Input records —

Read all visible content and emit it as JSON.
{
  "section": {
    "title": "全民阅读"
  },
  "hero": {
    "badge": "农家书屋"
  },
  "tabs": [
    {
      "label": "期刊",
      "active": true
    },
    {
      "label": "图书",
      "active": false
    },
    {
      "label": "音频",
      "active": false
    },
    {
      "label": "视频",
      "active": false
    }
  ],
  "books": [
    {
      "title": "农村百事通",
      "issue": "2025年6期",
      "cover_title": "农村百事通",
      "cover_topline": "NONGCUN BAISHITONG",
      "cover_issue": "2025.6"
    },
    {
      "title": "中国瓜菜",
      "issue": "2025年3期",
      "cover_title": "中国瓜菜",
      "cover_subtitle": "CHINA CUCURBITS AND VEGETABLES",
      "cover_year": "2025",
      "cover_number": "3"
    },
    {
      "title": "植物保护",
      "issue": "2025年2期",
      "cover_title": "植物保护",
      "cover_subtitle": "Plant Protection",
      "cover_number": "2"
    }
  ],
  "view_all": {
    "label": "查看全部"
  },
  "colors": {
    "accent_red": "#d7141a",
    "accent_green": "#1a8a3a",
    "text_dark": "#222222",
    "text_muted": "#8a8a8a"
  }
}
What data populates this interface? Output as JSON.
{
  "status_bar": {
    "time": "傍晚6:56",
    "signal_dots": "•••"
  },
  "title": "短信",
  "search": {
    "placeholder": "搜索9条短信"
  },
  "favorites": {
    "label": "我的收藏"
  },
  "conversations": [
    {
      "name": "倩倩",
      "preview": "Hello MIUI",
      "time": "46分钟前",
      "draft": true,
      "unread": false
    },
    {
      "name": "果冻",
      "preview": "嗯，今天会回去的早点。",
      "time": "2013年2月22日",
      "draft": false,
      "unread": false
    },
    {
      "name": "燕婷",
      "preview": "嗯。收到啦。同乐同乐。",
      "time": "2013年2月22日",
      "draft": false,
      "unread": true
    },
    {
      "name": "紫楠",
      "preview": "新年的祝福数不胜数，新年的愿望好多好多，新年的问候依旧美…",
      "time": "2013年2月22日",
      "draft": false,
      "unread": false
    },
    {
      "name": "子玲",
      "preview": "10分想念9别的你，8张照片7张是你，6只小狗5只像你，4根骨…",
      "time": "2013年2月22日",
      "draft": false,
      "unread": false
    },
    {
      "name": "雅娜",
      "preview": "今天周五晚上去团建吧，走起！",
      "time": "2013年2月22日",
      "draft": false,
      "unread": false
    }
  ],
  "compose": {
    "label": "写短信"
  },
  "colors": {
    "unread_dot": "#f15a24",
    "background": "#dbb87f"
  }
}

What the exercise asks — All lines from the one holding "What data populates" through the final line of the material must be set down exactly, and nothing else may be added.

Written reply —
What data populates this interface? Output as JSON.
{
  "status_bar": {
    "time": "傍晚6:56",
    "signal_dots": "•••"
  },
  "title": "短信",
  "search": {
    "placeholder": "搜索9条短信"
  },
  "favorites": {
    "label": "我的收藏"
  },
  "conversations": [
    {
      "name": "倩倩",
      "preview": "Hello MIUI",
      "time": "46分钟前",
      "draft": true,
      "unread": false
    },
    {
      "name": "果冻",
      "preview": "嗯，今天会回去的早点。",
      "time": "2013年2月22日",
      "draft": false,
      "unread": false
    },
    {
      "name": "燕婷",
      "preview": "嗯。收到啦。同乐同乐。",
      "time": "2013年2月22日",
      "draft": false,
      "unread": true
    },
    {
      "name": "紫楠",
      "preview": "新年的祝福数不胜数，新年的愿望好多好多，新年的问候依旧美…",
      "time": "2013年2月22日",
      "draft": false,
      "unread": false
    },
    {
      "name": "子玲",
      "preview": "10分想念9别的你，8张照片7张是你，6只小狗5只像你，4根骨…",
      "time": "2013年2月22日",
      "draft": false,
      "unread": false
    },
    {
      "name": "雅娜",
      "preview": "今天周五晚上去团建吧，走起！",
      "time": "2013年2月22日",
      "draft": false,
      "unread": false
    }
  ],
  "compose": {
    "label": "写短信"
  },
  "colors": {
    "unread_dot": "#f15a24",
    "background": "#dbb87f"
  }
}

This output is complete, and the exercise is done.